[Stored items from a collection]
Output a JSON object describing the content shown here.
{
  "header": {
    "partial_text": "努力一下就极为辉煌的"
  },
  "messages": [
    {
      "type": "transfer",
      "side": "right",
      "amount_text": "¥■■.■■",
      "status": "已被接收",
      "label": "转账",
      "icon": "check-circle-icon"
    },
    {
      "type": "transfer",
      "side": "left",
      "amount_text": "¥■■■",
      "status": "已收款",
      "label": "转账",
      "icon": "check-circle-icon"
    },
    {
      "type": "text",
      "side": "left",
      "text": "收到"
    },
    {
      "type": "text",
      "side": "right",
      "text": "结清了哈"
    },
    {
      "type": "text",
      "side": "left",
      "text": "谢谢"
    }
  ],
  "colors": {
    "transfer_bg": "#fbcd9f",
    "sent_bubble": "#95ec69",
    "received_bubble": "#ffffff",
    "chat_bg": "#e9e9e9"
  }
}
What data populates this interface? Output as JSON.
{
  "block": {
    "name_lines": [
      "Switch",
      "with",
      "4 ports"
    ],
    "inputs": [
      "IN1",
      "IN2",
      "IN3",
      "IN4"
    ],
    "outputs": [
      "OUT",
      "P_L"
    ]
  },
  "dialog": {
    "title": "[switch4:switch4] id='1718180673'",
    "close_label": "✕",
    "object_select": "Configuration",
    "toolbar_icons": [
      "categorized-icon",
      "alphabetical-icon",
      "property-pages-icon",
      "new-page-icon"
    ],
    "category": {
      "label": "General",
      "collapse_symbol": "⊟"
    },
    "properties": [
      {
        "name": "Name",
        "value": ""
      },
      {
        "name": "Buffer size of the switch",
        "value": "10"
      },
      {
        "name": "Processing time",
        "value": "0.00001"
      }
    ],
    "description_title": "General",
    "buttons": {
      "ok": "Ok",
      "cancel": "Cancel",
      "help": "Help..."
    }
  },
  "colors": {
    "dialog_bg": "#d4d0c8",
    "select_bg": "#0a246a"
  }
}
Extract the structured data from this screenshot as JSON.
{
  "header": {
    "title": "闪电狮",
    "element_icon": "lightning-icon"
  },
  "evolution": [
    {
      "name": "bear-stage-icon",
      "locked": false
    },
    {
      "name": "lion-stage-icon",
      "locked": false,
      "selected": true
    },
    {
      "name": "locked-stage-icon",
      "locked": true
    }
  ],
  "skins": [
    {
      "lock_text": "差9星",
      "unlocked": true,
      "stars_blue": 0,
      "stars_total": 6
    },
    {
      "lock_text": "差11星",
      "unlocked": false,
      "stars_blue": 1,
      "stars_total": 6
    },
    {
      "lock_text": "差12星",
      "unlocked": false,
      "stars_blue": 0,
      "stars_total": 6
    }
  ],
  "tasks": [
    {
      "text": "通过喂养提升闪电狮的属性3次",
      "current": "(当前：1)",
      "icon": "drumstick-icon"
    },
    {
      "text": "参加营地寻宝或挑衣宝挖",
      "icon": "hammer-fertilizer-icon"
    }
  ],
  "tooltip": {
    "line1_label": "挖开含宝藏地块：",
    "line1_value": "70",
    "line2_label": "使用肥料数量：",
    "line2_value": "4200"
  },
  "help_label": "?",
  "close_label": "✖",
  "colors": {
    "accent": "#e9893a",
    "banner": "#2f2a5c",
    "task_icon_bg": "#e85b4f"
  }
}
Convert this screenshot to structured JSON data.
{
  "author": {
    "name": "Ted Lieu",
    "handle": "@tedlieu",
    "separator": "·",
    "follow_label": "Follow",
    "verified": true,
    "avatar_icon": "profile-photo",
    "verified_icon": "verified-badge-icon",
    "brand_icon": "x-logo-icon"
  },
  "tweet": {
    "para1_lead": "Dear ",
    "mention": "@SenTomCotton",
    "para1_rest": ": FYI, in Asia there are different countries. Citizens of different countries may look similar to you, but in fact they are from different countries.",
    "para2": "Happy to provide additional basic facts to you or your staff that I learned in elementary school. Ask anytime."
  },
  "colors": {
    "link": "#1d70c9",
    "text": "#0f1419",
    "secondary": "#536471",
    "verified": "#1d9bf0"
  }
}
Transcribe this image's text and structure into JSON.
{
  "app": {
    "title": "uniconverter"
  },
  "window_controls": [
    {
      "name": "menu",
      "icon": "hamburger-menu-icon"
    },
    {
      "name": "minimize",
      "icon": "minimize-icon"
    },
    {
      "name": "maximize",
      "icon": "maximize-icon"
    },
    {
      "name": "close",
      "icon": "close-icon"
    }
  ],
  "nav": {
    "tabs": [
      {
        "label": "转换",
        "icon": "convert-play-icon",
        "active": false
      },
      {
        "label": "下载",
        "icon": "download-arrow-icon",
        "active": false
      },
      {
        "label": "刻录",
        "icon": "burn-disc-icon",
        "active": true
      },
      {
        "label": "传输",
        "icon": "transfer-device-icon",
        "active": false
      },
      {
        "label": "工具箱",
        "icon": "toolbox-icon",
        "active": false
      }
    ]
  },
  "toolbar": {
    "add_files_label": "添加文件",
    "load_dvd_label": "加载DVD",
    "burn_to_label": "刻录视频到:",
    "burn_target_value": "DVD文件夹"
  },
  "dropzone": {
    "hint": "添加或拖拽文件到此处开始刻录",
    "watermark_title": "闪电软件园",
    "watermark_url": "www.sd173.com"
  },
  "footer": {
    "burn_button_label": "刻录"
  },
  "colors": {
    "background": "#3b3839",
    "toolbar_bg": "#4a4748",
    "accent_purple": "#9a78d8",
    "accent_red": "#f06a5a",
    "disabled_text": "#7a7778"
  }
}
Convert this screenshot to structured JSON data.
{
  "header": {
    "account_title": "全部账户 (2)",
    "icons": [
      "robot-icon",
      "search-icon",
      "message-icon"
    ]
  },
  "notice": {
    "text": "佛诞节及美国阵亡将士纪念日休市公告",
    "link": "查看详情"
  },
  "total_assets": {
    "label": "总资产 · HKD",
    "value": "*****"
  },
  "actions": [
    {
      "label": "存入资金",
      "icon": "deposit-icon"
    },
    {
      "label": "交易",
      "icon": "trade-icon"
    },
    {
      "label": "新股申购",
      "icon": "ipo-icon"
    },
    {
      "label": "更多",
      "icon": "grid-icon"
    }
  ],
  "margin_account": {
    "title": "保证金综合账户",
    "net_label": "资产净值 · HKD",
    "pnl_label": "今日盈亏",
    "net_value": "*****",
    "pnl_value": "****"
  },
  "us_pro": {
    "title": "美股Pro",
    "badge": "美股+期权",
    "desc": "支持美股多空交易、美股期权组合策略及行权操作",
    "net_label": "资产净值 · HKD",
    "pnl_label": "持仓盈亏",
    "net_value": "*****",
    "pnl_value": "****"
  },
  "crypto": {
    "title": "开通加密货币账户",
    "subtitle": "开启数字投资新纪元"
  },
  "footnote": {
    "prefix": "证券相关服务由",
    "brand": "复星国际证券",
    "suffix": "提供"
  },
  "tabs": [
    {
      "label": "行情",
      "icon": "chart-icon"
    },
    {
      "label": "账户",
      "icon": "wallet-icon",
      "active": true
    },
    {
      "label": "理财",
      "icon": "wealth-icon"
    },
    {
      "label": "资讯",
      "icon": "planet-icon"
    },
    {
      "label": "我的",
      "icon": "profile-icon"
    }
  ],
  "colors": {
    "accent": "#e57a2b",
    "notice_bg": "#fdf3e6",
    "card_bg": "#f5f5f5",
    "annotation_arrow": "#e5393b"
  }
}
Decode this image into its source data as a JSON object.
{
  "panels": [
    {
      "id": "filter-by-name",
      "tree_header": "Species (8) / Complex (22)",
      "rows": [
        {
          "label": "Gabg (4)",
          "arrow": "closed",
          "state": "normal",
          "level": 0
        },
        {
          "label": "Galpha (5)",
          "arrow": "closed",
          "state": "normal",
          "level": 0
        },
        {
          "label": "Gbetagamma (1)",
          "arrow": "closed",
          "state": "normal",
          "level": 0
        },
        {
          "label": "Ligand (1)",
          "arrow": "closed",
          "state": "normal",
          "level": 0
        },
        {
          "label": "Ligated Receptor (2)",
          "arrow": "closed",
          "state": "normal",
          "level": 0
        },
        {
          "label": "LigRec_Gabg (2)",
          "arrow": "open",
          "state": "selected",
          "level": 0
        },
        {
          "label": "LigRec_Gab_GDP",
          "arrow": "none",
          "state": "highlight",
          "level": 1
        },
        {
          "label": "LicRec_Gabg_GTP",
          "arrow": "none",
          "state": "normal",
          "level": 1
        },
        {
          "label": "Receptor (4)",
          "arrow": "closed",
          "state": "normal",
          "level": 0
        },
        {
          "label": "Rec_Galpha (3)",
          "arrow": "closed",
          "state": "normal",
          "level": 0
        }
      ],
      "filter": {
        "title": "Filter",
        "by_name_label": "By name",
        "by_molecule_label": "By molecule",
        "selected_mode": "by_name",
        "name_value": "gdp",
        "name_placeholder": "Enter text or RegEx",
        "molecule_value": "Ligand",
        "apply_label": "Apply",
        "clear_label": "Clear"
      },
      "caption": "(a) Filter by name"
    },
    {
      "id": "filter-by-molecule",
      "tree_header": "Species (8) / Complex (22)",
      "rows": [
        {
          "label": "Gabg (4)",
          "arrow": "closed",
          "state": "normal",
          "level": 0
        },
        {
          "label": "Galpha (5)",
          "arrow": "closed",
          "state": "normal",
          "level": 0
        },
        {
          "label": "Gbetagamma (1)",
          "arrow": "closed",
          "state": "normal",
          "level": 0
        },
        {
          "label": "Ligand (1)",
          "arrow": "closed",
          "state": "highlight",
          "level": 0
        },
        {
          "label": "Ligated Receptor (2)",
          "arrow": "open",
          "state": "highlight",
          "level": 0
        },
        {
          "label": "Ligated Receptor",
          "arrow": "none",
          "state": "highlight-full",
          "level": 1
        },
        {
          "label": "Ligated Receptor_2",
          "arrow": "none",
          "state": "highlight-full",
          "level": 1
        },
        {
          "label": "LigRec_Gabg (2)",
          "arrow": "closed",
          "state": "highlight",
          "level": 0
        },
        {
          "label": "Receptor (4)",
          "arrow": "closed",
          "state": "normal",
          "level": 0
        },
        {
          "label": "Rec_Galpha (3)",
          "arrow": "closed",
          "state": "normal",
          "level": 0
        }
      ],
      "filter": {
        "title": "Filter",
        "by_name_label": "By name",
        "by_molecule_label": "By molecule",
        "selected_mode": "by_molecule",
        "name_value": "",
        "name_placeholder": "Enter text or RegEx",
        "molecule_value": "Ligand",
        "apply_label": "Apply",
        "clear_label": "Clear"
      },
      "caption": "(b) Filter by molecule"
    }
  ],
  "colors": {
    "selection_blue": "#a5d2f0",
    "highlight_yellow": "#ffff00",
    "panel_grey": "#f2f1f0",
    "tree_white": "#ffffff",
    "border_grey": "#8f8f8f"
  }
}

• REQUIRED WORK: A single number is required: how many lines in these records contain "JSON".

• RESPONSE: 7